The Dodgers, Rays, and other savvy organizations have built a reputation in the industry. Whenever you hear that the Rays made a trade, you always react with a sense of worry for the other side, and that usually doesn’t change after finding out the details.
We all think for ourselves, but it’d be foolish to assume that such a long track record of success wouldn’t change your perception, even if just a little bit. Because of this phenomenon, it pays to be aware of what they’re doing and to try and figure out why.
The Rays recently traded Austin Meadows for Isaac Paredes and a draft pick. Tampa Bay may see something with Paredes, but their infield depth is solid, and although draft capital is always worth adding, the main thing I take away from that deal is that the organization believes in Josh Lowe and also wouldn’t mind giving Harold Ramirez some at-bats.
Meadows is a fine bat and will help out the Tigers, but his struggles against left-handed pitching limit his value, and the Rays aren’t shy about getting ahead of things. Lowe was ready but didn’t have a spot so the organization manufactured one for him.
The Dodgers made a similar move also, and whether we agree with it or not, there’s a clear indication of what Andrew Friedman is trying to do. The team shipped off outfielder AJ Pollock for closer Craig Kimbrel in a rather shocking turn of events.
While his tenure with Los Angeles didn’t have the best of starts, Pollock became an integral part of this lineup over the last two seasons. In 2021 the former D-back was second on the roster in slugging percentage, ahead of stars like Mookie Betts, Justin Turner, and Max Muncy.
Kimbrel solves the closer situation, but it wasn’t a lingering question. Los Angeles had a bullpen well-equipped to handle Kenley Jansen’s exit. Even if the Dodgers wanted to maintain Blake Treinen in a relief ace role, between Daniel Hudson and Brusdar Graterol the team already had two adequate closer options, even if unspectacular.
You make this move if you believe in your organizational depth to fill those outfield at-bats without a loss in production. The main player behind that is Gavin Lux. Chris Taylor was always getting his share of plate appearances, and although we could get into Cody Bellinger and what a slow start may mean for him, the odd man out was always going to be Lux.
The prospect hype has worn off, but we must remember a few things:
- Gavin Lux was rated as a 70-future-value prospect at the time of his call-up. That goes above the usual level of a top prospect.
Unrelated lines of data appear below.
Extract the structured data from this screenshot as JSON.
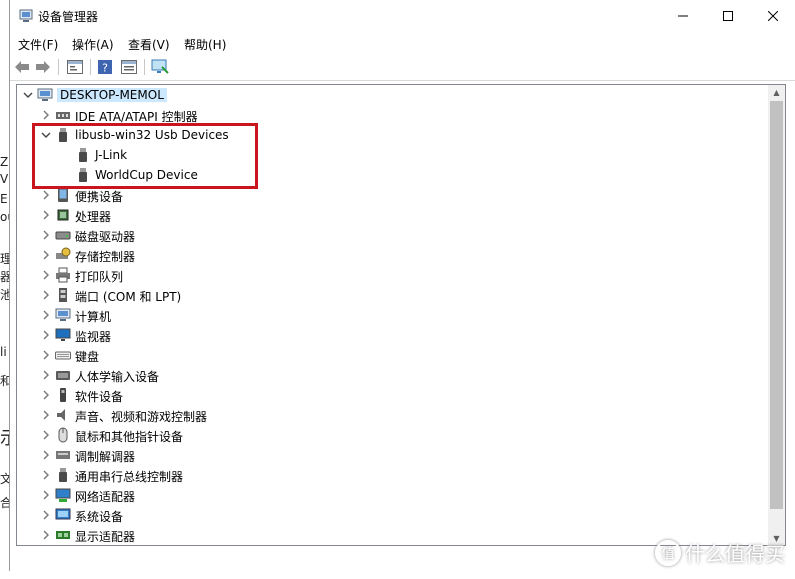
{
  "window": {
    "title": "设备管理器"
  },
  "menu": [
    "文件(F)",
    "操作(A)",
    "查看(V)",
    "帮助(H)"
  ],
  "toolbar": {
    "buttons": [
      "back-arrow-icon",
      "forward-arrow-icon",
      "properties-icon",
      "help-icon",
      "view-icon",
      "monitor-scan-icon"
    ]
  },
  "bg_glyphs": [
    "Z",
    "V",
    "E",
    "ou",
    "理",
    "器",
    "池",
    "li",
    "和",
    "示",
    "文",
    "合"
  ],
  "tree": {
    "root": "DESKTOP-MEMOL",
    "items": [
      {
        "label": "IDE ATA/ATAPI 控制器",
        "icon": "ide-controller-icon",
        "level": 1,
        "expanded": false
      },
      {
        "label": "libusb-win32 Usb Devices",
        "icon": "usb-device-icon",
        "level": 1,
        "expanded": true
      },
      {
        "label": "J-Link",
        "icon": "usb-device-icon",
        "level": 2,
        "expanded": null
      },
      {
        "label": "WorldCup Device",
        "icon": "usb-device-icon",
        "level": 2,
        "expanded": null
      },
      {
        "label": "便携设备",
        "icon": "portable-device-icon",
        "level": 1,
        "expanded": false
      },
      {
        "label": "处理器",
        "icon": "processor-icon",
        "level": 1,
        "expanded": false
      },
      {
        "label": "磁盘驱动器",
        "icon": "disk-drive-icon",
        "level": 1,
        "expanded": false
      },
      {
        "label": "存储控制器",
        "icon": "storage-controller-icon",
        "level": 1,
        "expanded": false
      },
      {
        "label": "打印队列",
        "icon": "printer-icon",
        "level": 1,
        "expanded": false
      },
      {
        "label": "端口 (COM 和 LPT)",
        "icon": "port-icon",
        "level": 1,
        "expanded": false
      },
      {
        "label": "计算机",
        "icon": "computer-icon",
        "level": 1,
        "expanded": false
      },
      {
        "label": "监视器",
        "icon": "monitor-icon",
        "level": 1,
        "expanded": false
      },
      {
        "label": "键盘",
        "icon": "keyboard-icon",
        "level": 1,
        "expanded": false
      },
      {
        "label": "人体学输入设备",
        "icon": "hid-icon",
        "level": 1,
        "expanded": false
      },
      {
        "label": "软件设备",
        "icon": "software-device-icon",
        "level": 1,
        "expanded": false
      },
      {
        "label": "声音、视频和游戏控制器",
        "icon": "speaker-icon",
        "level": 1,
        "expanded": false
      },
      {
        "label": "鼠标和其他指针设备",
        "icon": "mouse-icon",
        "level": 1,
        "expanded": false
      },
      {
        "label": "调制解调器",
        "icon": "modem-icon",
        "level": 1,
        "expanded": false
      },
      {
        "label": "通用串行总线控制器",
        "icon": "usb-controller-icon",
        "level": 1,
        "expanded": false
      },
      {
        "label": "网络适配器",
        "icon": "network-adapter-icon",
        "level": 1,
        "expanded": false
      },
      {
        "label": "系统设备",
        "icon": "system-device-icon",
        "level": 1,
        "expanded": false
      },
      {
        "label": "显示适配器",
        "icon": "display-adapter-icon",
        "level": 1,
        "expanded": false
      }
    ]
  },
  "watermark": {
    "text": "什么值得买",
    "icon_glyph": "值"
  },
  "colors": {
    "highlight_border": "#c9151e",
    "root_selection": "#cce8ff"
  }
}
Adley Rutschman is the only 70-FV in the minors right now (according to FanGraphs).
- Gavin Lux has 532 plate appearances in the big leagues. That’s not nearly enough to provide any sort of definitive answer.
Some prospects hit the ground running, others do not. Vladdy Guerrero Jr. for instance was only slightly above average as a hitter over his first two seasons, and although that’s significantly better than Gavin Lux, the latter was more valuable looking at the full body of work.
This is not an exercise of comparison, but merely to acknowledge that early struggles don’t necessarily define a player.
Small sample sizes in 2019 and 2020 don’t even register all that much in future evaluations, and during last season, Lux took strides forward despite a poor start and ended the year being on a high note with a .413 wOBA in September (albeit on a very small sample size)
I don’t have the secret data that shows exactly why Gavin Lux will shock the world with a massive breakout campaign, it simply isn’t out there, What I can tell you though is that the former top prospect cut down his strikeout rate to a reasonable 21.9 percent and upped his walk rate to a good 10.8-percent mark.
Lux doesn’t have a full season under his belt and 500 or so plate appearances distributed over three seasons aren’t enough to label what he is moving forward.
The Dodgers gave up one of their better hitters in 2020 and 2021 for a helpful bullpen upgrade but not an urgent one. They did so looking at, among other things, to give Lux a chance to play more regularly.
Put all of that together, one can reasonably expect steps forward for Gavin Lux in 2022, even if he still falls short of the lofty expectations once bestowed upon him;